FORT WORTH -- This Earth Day the school district unveiled its new green machine: a hybrid school bus.
The district plans to put 25 on the road in the next few months, which officials said will make it the largest hybrid school bus fleet in the nation.
Hybrid buses cost nearly twice as much as traditional ones, but a federal stimulus grant helped pay for them.
"We want to be good stewards of our air quality in North Texas," said Mike Horsley, director of fleet operations. The nitrogen oxides "emissions here are too high."
North Texas is a nonattainment area, meaning it does not comply with federal air pollution laws because of its high levels of such emissions.
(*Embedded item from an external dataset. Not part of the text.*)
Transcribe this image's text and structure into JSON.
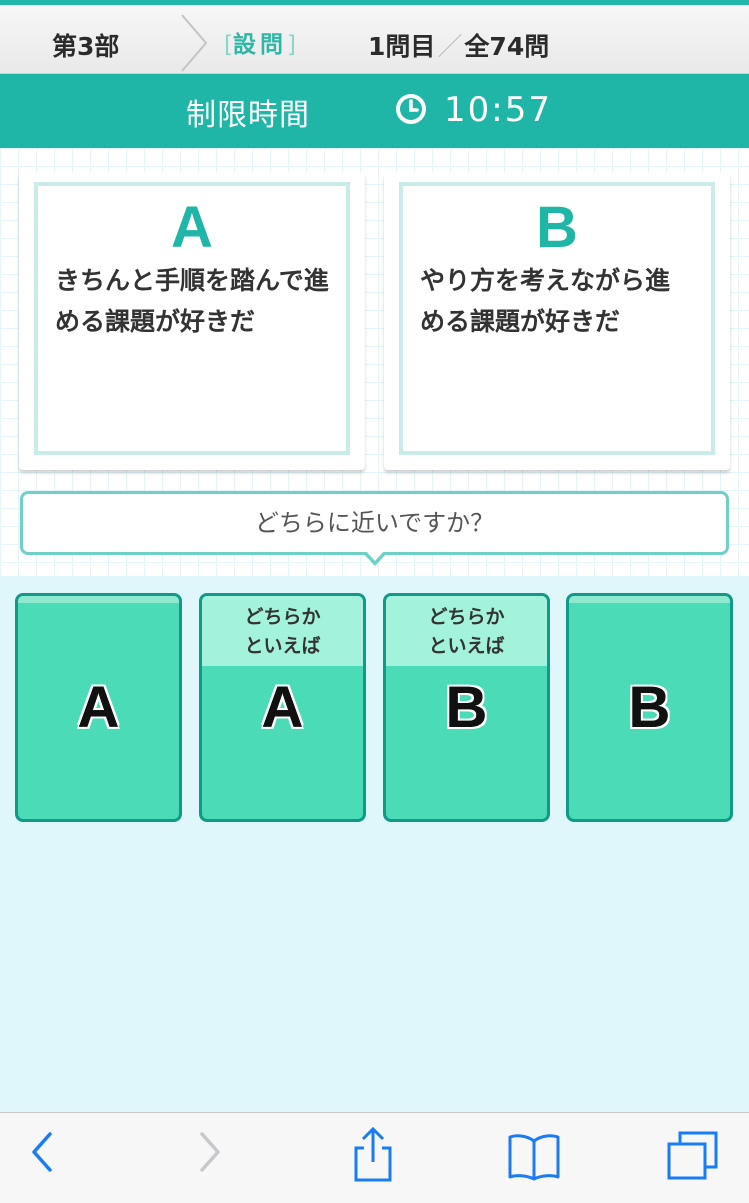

Superintendent Melody Johnson said the hybrid buses emit about 30 percent less pollution than regular buses and will save the district money because they require less fuel and maintenance over time.
The new buses recharge without needing to be plugged in to an electrical grid.
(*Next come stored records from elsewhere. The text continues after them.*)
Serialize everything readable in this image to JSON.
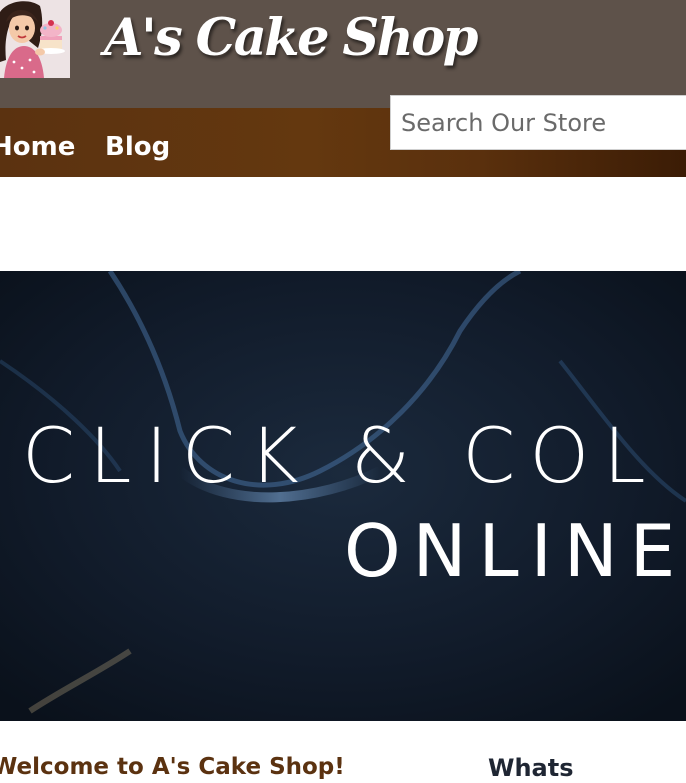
{
  "header": {
    "site_title": "A's Cake Shop",
    "background_color": "#5e524a",
    "logo_icon": "baker-girl-logo-icon"
  },
  "nav": {
    "items": [
      {
        "label": "Home"
      },
      {
        "label": "Blog"
      }
    ],
    "background_color": "#5b3210"
  },
  "search": {
    "placeholder": "Search Our Store",
    "value": ""
  },
  "banner": {
    "line1": "CLICK & COL",
    "line2": "ONLINE",
    "background_color": "#0d1624"
  },
  "main": {
    "welcome_heading": "Welcome to A's Cake Shop!",
    "welcome_color": "#5b3210"
  },
  "sidebar": {
    "heading": "Whats"
  }
}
A traditional bus costs $82,000. Funds approved by voters in the 2007 bond package covered that amount, and the federal stimulus grant made up the difference for the hybrid buses, which cost $146,000 each.
State Sen. Wendy Davis, D-Fort Worth, who is on the Senate Transportation Committee and was on the Regional Transportation Council, said the area will lose future federal transportation dollars if cities, schools, businesses and individuals do not take steps to improve local air quality.
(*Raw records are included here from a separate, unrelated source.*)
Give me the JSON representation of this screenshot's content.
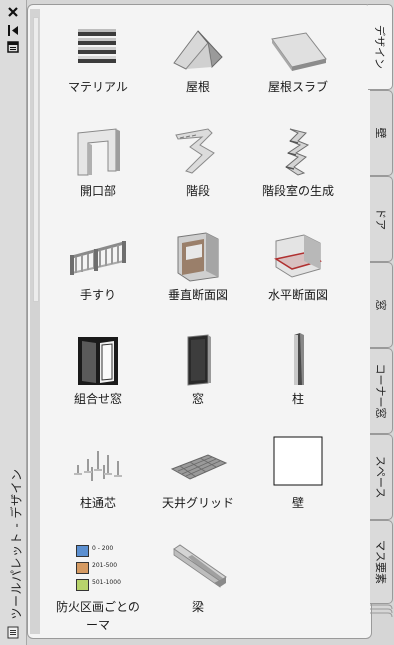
{
  "palette": {
    "title": "ツールパレット - デザイン",
    "tools": [
      {
        "label": "マテリアル",
        "icon": "material-icon"
      },
      {
        "label": "屋根",
        "icon": "roof-icon"
      },
      {
        "label": "屋根スラブ",
        "icon": "roof-slab-icon"
      },
      {
        "label": "開口部",
        "icon": "opening-icon"
      },
      {
        "label": "階段",
        "icon": "stair-icon"
      },
      {
        "label": "階段室の生成",
        "icon": "stairwell-icon"
      },
      {
        "label": "手すり",
        "icon": "railing-icon"
      },
      {
        "label": "垂直断面図",
        "icon": "vertical-section-icon"
      },
      {
        "label": "水平断面図",
        "icon": "horizontal-section-icon"
      },
      {
        "label": "組合せ窓",
        "icon": "assembly-window-icon"
      },
      {
        "label": "窓",
        "icon": "window-icon"
      },
      {
        "label": "柱",
        "icon": "column-icon"
      },
      {
        "label": "柱通芯",
        "icon": "column-grid-icon"
      },
      {
        "label": "天井グリッド",
        "icon": "ceiling-grid-icon"
      },
      {
        "label": "壁",
        "icon": "wall-icon"
      },
      {
        "label": "防火区画ごとの\nーマ",
        "icon": "fire-zone-theme-icon"
      },
      {
        "label": "梁",
        "icon": "beam-icon"
      }
    ],
    "legend": [
      {
        "text": "0 - 200",
        "color": "#5b8fd0"
      },
      {
        "text": "201-500",
        "color": "#d59a62"
      },
      {
        "text": "501-1000",
        "color": "#b7d36b"
      }
    ]
  },
  "tabs": [
    "デザイン",
    "壁",
    "ドア",
    "窓",
    "コーナー窓",
    "スペース",
    "マス要素"
  ]
}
"All these things together created the problem, and all have to come together to create a solution," she said, praising the district's efforts. Davis also referred to a recent Cook Children's Medical Center study that found that 1 in 4 children ages 8 and 9 in the area has asthma.
Johnson said the buses are just one of various efforts the district is undertaking to improve air quality. Another, for example, is installing on older buses a closed-crankcase filtration system that helps contain emissions near the engine.
Johnson showed off the bus to a group of second graders at Versia Williams Elementary School, explaining how the bus will help the earth.
Student Osvaldo Flores said that was important.
"If you don't protect it, the planet is going to get dirty," he said.
On May 3, area agencies -- including school districts -- can apply for a new grant from $2.5 million in federal funds available to buy greener modes of transportation, said Jenny Danieau, a senior transportation planner with the North Central Texas Council of Governments. Agencies can use the grant to buy vehicles that run on natural gas or electricity or to help with a refueling station for alternative resources.
EVA-MARIE AYALA, 817-390-7700